• WORK TO COMPLETE
The exercise asks you to copy every line below in which "content" appears.
-------------------------
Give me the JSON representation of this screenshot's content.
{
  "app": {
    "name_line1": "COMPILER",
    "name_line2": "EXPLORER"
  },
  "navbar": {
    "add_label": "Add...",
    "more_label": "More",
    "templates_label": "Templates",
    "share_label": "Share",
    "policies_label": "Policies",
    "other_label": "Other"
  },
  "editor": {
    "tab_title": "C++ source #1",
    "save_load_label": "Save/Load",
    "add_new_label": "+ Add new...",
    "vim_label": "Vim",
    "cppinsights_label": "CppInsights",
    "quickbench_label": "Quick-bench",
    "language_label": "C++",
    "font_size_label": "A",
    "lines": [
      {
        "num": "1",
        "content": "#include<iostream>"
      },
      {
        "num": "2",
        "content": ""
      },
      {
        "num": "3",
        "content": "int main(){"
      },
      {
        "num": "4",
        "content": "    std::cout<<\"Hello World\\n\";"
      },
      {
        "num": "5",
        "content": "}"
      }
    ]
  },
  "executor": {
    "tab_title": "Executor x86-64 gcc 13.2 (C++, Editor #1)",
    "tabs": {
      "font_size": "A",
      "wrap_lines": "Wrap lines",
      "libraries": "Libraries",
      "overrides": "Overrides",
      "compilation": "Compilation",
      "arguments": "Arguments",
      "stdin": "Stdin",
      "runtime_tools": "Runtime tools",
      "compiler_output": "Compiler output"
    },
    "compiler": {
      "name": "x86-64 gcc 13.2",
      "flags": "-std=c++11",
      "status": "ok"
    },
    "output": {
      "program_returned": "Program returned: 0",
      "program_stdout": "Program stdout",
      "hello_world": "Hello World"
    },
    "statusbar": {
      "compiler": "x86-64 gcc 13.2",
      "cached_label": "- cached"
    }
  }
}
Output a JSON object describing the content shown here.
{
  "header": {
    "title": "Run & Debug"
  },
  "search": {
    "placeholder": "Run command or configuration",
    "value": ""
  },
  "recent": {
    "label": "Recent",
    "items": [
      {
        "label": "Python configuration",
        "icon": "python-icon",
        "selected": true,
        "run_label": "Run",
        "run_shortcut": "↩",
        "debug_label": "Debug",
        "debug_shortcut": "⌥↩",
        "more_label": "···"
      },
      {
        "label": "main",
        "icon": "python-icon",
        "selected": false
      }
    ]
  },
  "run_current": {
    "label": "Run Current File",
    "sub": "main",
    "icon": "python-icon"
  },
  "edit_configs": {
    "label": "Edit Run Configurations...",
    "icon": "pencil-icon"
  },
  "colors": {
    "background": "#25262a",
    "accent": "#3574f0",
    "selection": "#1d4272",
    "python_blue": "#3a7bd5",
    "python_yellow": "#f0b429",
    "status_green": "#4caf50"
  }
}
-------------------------
• EXERCISE SOLUTION
Give me the JSON representation of this screenshot's content.
        "content": "#include<iostream>"
        "content": ""
        "content": "int main(){"
        "content": "    std::cout<<\"Hello World\\n\";"
        "content": "}"
Output a JSON object describing the content shown here.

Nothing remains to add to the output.